> [TASK] Down to the last character, repeat the data that follows.

========================

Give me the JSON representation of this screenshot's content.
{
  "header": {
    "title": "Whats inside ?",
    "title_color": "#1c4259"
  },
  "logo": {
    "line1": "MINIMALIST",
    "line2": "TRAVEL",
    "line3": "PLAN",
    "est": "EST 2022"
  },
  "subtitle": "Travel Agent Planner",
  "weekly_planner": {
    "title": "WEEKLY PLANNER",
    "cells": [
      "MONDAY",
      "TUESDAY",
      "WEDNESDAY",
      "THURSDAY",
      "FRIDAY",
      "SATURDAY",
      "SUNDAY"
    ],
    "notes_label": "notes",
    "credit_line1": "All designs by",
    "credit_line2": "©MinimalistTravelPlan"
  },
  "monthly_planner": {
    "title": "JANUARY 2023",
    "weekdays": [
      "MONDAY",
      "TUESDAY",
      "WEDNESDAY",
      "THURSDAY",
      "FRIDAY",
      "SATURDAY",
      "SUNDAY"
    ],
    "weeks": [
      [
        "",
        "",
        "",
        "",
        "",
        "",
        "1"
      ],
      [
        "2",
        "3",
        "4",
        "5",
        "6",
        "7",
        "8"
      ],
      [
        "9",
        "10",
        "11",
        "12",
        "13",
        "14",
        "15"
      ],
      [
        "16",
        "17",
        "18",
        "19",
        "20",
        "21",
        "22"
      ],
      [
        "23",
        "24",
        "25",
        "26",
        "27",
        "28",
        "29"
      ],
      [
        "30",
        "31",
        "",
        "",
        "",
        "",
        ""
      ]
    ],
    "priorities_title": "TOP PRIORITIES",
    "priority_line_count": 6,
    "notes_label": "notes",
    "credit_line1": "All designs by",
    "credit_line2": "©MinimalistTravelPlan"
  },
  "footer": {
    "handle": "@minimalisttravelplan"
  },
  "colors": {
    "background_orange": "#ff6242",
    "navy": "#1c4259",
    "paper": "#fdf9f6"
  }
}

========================

> [RESPONSE TO THE EXERCISE]
Give me the JSON representation of this screenshot's content.
{
  "header": {
    "title": "Whats inside ?",
    "title_color": "#1c4259"
  },
  "logo": {
    "line1": "MINIMALIST",
    "line2": "TRAVEL",
    "line3": "PLAN",
    "est": "EST 2022"
  },
  "subtitle": "Travel Agent Planner",
  "weekly_planner": {
    "title": "WEEKLY PLANNER",
    "cells": [
      "MONDAY",
      "TUESDAY",
      "WEDNESDAY",
      "THURSDAY",
      "FRIDAY",
      "SATURDAY",
      "SUNDAY"
    ],
    "notes_label": "notes",
    "credit_line1": "All designs by",
    "credit_line2": "©MinimalistTravelPlan"
  },
  "monthly_planner": {
    "title": "JANUARY 2023",
    "weekdays": [
      "MONDAY",
      "TUESDAY",
      "WEDNESDAY",
      "THURSDAY",
      "FRIDAY",
      "SATURDAY",
      "SUNDAY"
    ],
    "weeks": [
      [
        "",
        "",
        "",
        "",
        "",
        "",
        "1"
      ],
      [
        "2",
        "3",
        "4",
        "5",
        "6",
        "7",
        "8"
      ],
      [
        "9",
        "10",
        "11",
        "12",
        "13",
        "14",
        "15"
      ],
      [
        "16",
        "17",
        "18",
        "19",
        "20",
        "21",
        "22"
      ],
      [
        "23",
        "24",
        "25",
        "26",
        "27",
        "28",
        "29"
      ],
      [
        "30",
        "31",
        "",
        "",
        "",
        "",
        ""
      ]
    ],
    "priorities_title": "TOP PRIORITIES",
    "priority_line_count": 6,
    "notes_label": "notes",
    "credit_line1": "All designs by",
    "credit_line2": "©MinimalistTravelPlan"
  },
  "footer": {
    "handle": "@minimalisttravelplan"
  },
  "colors": {
    "background_orange": "#ff6242",
    "navy": "#1c4259",
    "paper": "#fdf9f6"
  }
}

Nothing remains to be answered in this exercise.